(Assignment)
Among the entries below, find each line with "name" and show it.

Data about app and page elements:
#####
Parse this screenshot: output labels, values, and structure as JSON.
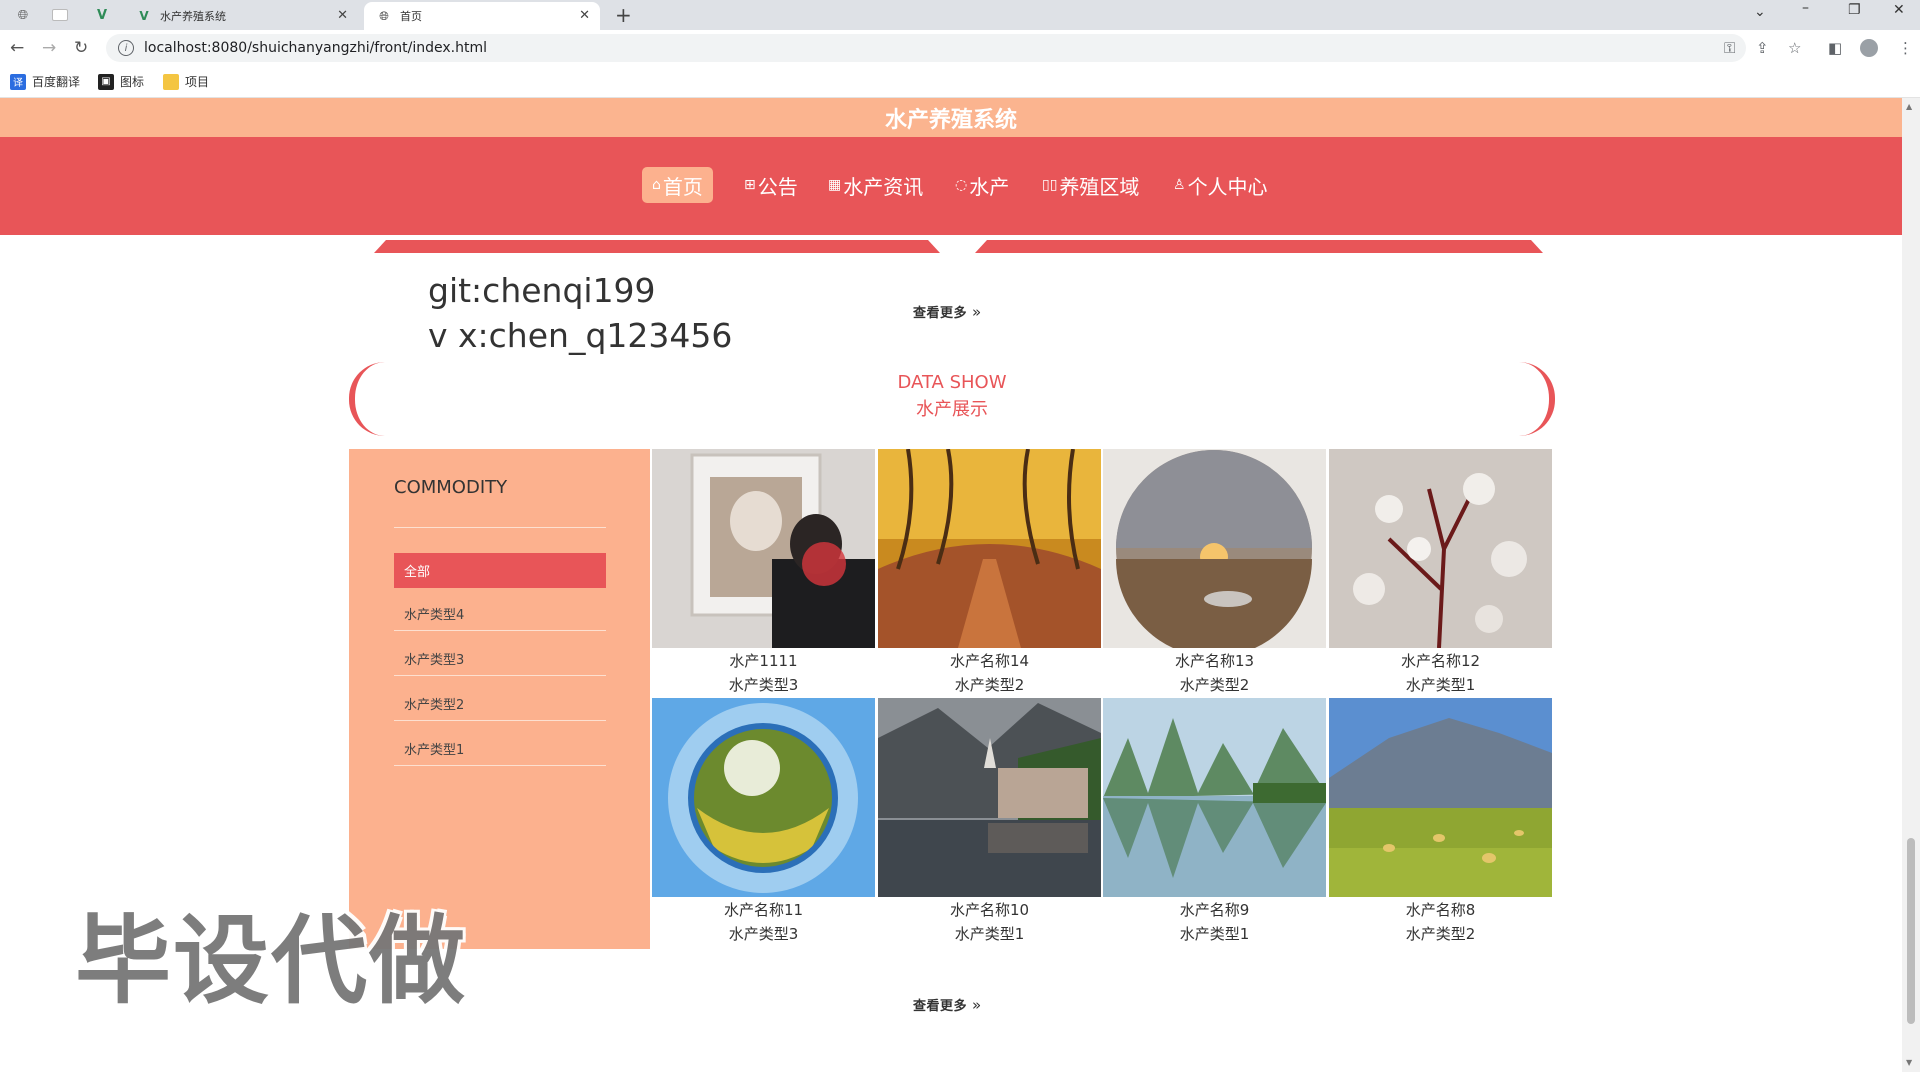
{
  "browser": {
    "tabs": [
      {
        "title": "水产养殖系统"
      },
      {
        "title": "首页"
      }
    ],
    "url": "localhost:8080/shuichanyangzhi/front/index.html",
    "bookmarks": [
      {
        "label": "百度翻译"
      },
      {
        "label": "图标"
      },
      {
        "label": "项目"
      }
    ]
  },
  "site": {
    "title": "水产养殖系统",
    "nav": [
      {
        "label": "首页",
        "icon": "⌂"
      },
      {
        "label": "公告",
        "icon": "⊞"
      },
      {
        "label": "水产资讯",
        "icon": "▦"
      },
      {
        "label": "水产",
        "icon": "◌"
      },
      {
        "label": "养殖区域",
        "icon": "▯▯"
      },
      {
        "label": "个人中心",
        "icon": "♙"
      }
    ]
  },
  "contact": {
    "line1": "git:chenqi199",
    "line2": "v x:chen_q123456"
  },
  "more_label": "查看更多",
  "section": {
    "title_en": "DATA SHOW",
    "title_cn": "水产展示"
  },
  "sidebar": {
    "title": "COMMODITY",
    "items": [
      {
        "label": "全部"
      },
      {
        "label": "水产类型4"
      },
      {
        "label": "水产类型3"
      },
      {
        "label": "水产类型2"
      },
      {
        "label": "水产类型1"
      }
    ]
  },
  "products": [
    {
      "name": "水产1111",
      "type": "水产类型3"
    },
    {
      "name": "水产名称14",
      "type": "水产类型2"
    },
    {
      "name": "水产名称13",
      "type": "水产类型2"
    },
    {
      "name": "水产名称12",
      "type": "水产类型1"
    },
    {
      "name": "水产名称11",
      "type": "水产类型3"
    },
    {
      "name": "水产名称10",
      "type": "水产类型1"
    },
    {
      "name": "水产名称9",
      "type": "水产类型1"
    },
    {
      "name": "水产名称8",
      "type": "水产类型2"
    }
  ],
  "watermark": "毕设代做",
  "colors": {
    "accent": "#e85558",
    "peach": "#fcb18e",
    "header": "#fbb48f"
  }
}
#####
(Exercise output)
      "name": "水产1111",
      "name": "水产名称14",
      "name": "水产名称13",
      "name": "水产名称12",
      "name": "水产名称11",
      "name": "水产名称10",
      "name": "水产名称9",
      "name": "水产名称8",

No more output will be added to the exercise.